The Seine in the City | Conversations with Duke Faculty on Water
"Aquatic Meditations: Conversations with Duke Faculty," in response to the question, “What does Water Mean to You?” Part of the Water Series. Featuring Sara Galetti, Associate Professor in the Department of Art, Art History, and Visual Studies, and Anne-Gaëlle Saliot, Associate Professor in the Department of Romance Studies.
In this Franklin Humanities Institute series, we will explore the manner in which water functions in the works of our colleagues in the humanities, arts, and interpretive social sciences from oceanic voyages to lives built around rivers, from aquatic aesthetics to refugee migration, from water shortage to floods, fluidity to flow, and from water conceived through sacred forms to aquatic life-worlds and ontologies, and representations of them. What are the ideologies and aesthetics of water? and how do we understand the aquatic variously as element, force, life-source, backdrop, limit, border, space, and place? From our largely terracentric view of the world, how do we see how water has been given shape?
Sara Galletti’s project, Paris of Waters, focuses on the impact of water on the demographic, social, architectural, and urban development of the city of Paris through time. It focuses on the impact of water on the demographic, social, architectural, and urban development of the city of Paris through time.

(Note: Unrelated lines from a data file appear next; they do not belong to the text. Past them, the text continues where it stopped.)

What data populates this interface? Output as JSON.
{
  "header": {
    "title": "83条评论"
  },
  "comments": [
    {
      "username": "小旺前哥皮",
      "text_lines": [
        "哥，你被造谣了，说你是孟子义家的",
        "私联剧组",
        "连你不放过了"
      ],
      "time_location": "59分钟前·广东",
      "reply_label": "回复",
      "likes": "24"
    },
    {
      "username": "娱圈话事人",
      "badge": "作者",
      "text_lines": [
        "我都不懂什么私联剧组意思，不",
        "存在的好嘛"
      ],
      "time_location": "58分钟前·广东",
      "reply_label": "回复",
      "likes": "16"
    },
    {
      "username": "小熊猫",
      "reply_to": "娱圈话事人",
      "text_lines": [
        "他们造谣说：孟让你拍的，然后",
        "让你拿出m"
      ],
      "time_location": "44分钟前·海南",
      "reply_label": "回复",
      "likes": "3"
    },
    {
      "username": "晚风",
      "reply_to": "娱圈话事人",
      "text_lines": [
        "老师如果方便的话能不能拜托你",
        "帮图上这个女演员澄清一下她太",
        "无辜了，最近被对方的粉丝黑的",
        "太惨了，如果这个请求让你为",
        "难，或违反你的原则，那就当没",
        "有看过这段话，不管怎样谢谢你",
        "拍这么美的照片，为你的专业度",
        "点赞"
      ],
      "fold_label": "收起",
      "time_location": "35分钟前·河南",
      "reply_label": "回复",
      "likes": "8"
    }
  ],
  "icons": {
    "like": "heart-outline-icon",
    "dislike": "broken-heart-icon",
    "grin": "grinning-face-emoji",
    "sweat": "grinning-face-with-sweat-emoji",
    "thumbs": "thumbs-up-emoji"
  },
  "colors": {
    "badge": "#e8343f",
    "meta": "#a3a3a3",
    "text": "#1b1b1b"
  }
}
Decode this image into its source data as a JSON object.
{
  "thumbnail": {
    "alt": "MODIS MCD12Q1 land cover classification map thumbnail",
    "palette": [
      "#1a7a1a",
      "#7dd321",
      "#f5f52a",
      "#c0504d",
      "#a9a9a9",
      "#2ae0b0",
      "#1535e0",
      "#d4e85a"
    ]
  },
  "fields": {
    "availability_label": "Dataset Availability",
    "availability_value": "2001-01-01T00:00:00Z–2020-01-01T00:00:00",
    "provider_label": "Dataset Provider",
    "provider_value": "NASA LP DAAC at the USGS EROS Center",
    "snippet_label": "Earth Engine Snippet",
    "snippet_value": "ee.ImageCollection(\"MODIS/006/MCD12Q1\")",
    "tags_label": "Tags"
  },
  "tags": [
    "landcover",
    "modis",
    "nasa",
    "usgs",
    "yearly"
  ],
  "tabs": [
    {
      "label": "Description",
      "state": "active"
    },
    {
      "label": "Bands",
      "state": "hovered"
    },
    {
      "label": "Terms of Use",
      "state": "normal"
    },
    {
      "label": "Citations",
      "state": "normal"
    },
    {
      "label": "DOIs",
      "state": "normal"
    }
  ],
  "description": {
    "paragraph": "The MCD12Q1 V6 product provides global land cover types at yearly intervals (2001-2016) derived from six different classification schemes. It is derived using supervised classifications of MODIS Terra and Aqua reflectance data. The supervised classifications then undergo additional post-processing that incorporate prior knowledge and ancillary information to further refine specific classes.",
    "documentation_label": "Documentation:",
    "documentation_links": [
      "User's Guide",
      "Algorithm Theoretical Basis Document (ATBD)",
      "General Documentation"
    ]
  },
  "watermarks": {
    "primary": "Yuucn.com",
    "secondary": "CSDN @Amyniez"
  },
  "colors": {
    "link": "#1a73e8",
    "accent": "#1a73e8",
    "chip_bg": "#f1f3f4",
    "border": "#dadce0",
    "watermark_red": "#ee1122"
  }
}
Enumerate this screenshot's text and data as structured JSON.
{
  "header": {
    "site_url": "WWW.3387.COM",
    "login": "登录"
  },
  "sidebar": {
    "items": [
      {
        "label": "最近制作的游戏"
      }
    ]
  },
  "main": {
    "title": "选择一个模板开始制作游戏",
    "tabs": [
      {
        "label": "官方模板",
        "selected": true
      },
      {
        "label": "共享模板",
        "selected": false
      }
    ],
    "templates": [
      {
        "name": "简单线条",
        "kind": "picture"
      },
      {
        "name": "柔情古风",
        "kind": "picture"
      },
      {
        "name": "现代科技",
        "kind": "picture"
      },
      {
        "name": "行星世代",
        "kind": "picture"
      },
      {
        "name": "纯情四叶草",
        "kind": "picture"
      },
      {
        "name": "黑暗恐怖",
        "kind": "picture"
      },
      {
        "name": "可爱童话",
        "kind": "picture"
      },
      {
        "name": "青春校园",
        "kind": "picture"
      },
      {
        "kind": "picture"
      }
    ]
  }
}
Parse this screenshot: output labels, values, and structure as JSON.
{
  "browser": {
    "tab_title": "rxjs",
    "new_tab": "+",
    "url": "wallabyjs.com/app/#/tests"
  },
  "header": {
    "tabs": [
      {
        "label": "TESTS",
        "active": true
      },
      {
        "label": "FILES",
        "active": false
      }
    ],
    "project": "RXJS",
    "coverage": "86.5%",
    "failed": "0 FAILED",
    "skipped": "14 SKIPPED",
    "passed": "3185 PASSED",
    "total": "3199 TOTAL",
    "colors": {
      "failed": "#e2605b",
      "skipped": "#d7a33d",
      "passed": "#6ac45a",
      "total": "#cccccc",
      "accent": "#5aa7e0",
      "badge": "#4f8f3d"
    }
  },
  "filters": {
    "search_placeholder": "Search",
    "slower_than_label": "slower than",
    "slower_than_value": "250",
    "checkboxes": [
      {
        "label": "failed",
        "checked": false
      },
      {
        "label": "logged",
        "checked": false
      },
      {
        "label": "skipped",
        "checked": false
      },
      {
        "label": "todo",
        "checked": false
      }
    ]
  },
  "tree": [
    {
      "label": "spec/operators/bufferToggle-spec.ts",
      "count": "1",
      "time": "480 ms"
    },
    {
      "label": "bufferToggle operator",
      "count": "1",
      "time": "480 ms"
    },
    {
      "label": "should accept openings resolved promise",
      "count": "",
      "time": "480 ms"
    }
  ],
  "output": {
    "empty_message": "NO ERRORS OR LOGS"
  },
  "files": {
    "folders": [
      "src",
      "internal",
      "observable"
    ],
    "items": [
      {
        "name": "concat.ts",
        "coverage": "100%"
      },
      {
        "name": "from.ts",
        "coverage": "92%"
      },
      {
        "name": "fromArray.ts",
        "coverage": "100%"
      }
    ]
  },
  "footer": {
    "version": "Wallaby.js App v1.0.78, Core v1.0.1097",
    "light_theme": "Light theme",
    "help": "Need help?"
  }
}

Anne-Gaëlle Saliot’s book, "The Drowned Muse" (OUP, 2015) is a study of the extraordinary destiny, in the history of European culture, of an object which could seem, at first glance, quite ordinary in the history of European culture. It tells the story of a mask, the cast of a young girl's face entitled "L'Inconnue de la Seine" (the Unknown Woman of the Seine), and its subsequent metamorphoses as a cultural figure.